Vegetarian, vegan or carnivore, you eat more than 100 trillion genes every day. Every time you eat anything that was alive – bananas, eggs, Weetabix, carrots, fish or the peanut butter on toast I ate for breakfast this morning – you are also downing its DNA. Since humans have been eating food for, well, ever, this seems to be a fairly safe thing to do.

You can also be sure that the DNA in the food you eat has been modified – through centuries of farmers selecting the biggest, tastiest and most productive specimens and breeding only those. Since the 1990s, this has been done through careful insertion of particular genes to achieve the same result – a stronger and more useful food.

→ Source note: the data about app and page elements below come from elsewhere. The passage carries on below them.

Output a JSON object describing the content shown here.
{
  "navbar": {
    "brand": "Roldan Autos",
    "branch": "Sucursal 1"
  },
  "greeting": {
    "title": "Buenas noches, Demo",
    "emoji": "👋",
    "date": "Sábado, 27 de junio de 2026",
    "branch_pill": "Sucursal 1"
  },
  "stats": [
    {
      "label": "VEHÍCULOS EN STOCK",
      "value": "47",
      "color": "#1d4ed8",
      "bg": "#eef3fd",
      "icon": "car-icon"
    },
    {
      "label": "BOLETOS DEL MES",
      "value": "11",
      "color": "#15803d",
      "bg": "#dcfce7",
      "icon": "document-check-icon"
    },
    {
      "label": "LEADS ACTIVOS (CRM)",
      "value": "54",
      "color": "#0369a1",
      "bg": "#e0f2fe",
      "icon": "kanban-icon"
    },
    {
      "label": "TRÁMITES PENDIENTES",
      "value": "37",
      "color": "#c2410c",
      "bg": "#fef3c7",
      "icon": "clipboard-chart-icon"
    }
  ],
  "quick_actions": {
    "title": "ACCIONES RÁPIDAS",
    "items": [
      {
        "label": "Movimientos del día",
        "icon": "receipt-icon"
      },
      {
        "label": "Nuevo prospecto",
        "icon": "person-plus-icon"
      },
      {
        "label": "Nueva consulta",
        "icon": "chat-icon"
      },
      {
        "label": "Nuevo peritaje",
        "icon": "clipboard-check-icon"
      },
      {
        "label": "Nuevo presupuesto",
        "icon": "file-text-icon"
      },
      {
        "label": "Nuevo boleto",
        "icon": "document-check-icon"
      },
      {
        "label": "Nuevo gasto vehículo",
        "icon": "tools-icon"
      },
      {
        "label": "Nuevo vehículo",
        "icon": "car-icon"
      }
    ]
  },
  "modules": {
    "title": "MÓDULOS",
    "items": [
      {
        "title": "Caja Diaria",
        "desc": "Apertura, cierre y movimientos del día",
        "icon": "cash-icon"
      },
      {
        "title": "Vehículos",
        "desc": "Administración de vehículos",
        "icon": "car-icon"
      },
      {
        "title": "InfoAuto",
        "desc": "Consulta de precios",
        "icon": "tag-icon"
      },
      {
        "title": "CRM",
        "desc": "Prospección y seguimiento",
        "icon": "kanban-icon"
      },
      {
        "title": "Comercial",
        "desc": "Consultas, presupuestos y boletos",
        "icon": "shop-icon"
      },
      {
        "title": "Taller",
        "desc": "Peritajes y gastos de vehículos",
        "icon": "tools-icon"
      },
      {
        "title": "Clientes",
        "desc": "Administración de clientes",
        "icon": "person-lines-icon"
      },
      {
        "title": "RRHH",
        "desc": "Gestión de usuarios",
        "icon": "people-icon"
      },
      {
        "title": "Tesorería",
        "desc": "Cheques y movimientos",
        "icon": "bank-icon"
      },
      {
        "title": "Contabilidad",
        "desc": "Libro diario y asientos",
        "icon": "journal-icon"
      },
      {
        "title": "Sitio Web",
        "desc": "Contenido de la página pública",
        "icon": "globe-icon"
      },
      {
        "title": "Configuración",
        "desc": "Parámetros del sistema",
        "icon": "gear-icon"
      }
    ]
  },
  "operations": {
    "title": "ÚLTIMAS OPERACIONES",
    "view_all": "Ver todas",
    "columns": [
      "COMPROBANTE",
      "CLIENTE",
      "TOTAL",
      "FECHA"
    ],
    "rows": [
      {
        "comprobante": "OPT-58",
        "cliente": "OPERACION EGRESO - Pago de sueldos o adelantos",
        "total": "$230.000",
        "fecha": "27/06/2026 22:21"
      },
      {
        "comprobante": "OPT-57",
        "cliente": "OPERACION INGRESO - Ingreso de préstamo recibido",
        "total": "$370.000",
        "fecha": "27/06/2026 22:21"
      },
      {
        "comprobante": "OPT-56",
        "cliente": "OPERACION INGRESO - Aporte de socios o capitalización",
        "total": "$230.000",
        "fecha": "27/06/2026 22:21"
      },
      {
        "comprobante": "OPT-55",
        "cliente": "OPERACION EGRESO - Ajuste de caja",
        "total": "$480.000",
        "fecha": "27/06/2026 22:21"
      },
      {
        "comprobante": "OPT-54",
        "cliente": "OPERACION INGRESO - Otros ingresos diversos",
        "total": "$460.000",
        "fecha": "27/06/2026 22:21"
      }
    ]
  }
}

Humans have been unravelling the intricacies of DNA since the 1860s when Swiss chemist Frederich Miescher first discovered it. For almost 100 years scientists learned more about what it was made from and how it worked until Watson and Crick discovered the structure of DNA in 1953. Since then we have mapped every gene in human DNA through the Human Genome Project as well as those of many other animals and plants.

It became clear in the 1970s that single genes could be swapped from one living thing to another and so scientists set about creating new medicines and new foods.

Genetically Modified (GM) foods, also known as Genetically Modified Organisms (GMOs) and Genetically Engineered (GE) foods have been one of the biggest science stories in recent times. The principal of GM foods is simple. You take a gene from another plant or a bacteria that has some benefit, such as resisting attack from a particular insect or being responsible for producing Vitamin A, and you insert it into the DNA of your desired crop. The regulation of GM foods is incredibly strict, so scientists have to be very specific and careful and undertake a huge array of tests before any GM Food will be given the okay. Of course this is exactly how it should be, with anything new we should be rigorous in our testing and gather as much evidence about safety as we can.

To date, there has not been a single documented case, anywhere on earth, where a human’s health has suffered as a result of eating GM food.

If anything, the evidence suggests that GM foods have made a massive contribution to global health. Like with any new technology, there will be people seeing nothing but dollar signs, but considering the potential health benefits of GM foods we need to tackle commercial abuse separately from the potential benefits and the safety considerations.

Golden rice is a great example. It has been developed by a charitable cooperative. Scientists have taken just two genes – one from the daffodil and the other from a harmless type of bacteria – that allow the rice to produce beta-carotene (the stuff that makes things like carrot and beetroot so beautifully coloured). When eaten, that beta-carotene gets converted into Vitamin A. Vitamin A deficiency is the largest cause of blindness in between 140 and 250 million children under the age of five. Considering that rice is the main source of food for these children surely it is a no brainer.